=== The task ===
Copy every line from the records that holds the word "Scenes".

===== Extracted records

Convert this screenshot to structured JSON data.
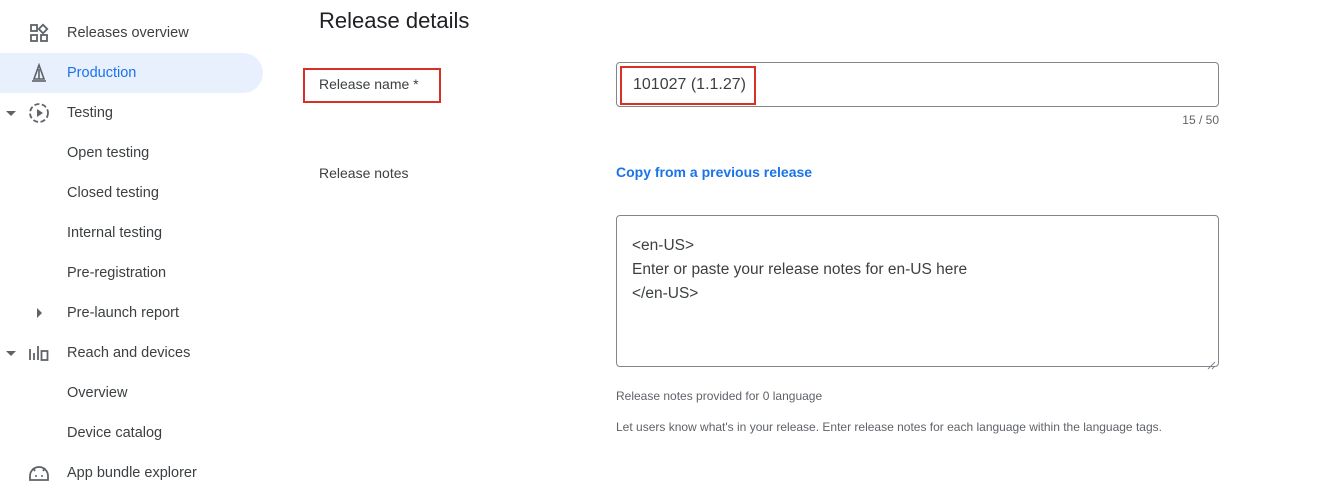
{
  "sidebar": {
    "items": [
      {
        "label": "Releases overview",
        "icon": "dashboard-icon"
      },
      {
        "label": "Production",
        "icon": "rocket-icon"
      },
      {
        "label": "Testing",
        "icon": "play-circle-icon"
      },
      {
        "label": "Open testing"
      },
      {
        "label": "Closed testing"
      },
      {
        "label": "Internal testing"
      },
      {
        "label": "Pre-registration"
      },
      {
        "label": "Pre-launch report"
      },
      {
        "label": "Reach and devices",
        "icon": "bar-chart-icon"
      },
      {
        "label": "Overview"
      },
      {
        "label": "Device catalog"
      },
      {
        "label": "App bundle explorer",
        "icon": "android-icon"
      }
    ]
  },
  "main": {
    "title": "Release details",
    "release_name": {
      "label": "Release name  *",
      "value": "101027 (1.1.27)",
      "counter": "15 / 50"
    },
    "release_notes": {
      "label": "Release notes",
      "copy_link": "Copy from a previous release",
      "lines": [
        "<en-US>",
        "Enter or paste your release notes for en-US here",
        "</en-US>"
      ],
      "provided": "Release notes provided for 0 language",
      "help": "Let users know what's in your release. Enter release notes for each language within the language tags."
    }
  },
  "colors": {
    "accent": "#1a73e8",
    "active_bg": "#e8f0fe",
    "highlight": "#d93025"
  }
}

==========
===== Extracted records

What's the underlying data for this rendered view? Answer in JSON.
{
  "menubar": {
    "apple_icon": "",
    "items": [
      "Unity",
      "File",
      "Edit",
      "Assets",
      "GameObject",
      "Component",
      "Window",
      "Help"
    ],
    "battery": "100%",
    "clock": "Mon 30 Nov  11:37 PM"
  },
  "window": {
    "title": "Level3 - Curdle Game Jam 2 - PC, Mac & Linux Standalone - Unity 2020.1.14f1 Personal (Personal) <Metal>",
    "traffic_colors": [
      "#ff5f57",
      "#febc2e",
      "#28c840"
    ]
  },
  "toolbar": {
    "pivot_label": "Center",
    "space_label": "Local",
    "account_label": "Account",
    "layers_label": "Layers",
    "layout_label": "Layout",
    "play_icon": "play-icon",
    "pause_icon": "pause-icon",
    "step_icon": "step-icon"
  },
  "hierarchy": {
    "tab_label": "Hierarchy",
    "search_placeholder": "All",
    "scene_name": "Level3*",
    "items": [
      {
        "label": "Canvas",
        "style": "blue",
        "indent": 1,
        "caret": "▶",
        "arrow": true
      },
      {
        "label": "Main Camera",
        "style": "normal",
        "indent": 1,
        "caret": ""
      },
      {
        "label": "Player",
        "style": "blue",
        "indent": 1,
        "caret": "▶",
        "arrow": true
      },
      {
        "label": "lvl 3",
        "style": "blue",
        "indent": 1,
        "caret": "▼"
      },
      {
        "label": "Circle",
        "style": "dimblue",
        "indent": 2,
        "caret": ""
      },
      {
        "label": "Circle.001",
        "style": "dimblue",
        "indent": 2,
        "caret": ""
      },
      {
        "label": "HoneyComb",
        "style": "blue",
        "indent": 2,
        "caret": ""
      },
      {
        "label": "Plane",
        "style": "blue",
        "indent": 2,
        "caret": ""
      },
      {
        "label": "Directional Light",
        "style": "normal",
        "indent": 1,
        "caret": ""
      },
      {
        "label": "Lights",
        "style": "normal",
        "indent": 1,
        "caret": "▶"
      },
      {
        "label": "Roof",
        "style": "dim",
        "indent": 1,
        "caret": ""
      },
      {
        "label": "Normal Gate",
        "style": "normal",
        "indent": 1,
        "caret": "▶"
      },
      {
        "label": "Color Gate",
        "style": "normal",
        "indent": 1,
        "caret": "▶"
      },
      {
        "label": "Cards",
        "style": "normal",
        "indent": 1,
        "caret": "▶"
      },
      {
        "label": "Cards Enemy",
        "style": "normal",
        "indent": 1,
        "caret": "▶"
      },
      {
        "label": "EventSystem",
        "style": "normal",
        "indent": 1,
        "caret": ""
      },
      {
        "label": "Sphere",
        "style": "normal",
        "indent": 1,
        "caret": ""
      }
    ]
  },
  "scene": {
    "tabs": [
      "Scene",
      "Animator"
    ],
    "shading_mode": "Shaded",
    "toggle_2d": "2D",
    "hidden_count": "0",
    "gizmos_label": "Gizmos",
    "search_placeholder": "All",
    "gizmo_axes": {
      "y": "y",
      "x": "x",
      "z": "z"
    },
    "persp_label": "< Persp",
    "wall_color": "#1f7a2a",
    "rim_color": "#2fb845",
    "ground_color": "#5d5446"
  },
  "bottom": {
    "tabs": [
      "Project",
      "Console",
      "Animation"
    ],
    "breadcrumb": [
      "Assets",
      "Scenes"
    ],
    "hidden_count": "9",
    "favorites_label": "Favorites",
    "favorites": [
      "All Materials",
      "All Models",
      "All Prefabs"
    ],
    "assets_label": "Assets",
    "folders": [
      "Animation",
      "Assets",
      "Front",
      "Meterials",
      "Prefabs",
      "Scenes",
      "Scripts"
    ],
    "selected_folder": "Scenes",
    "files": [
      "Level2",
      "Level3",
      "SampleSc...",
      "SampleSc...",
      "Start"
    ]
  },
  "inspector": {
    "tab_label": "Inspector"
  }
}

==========

=== Solved problem ===
      "Scenes"
      "Scenes",
    "selected_folder": "Scenes",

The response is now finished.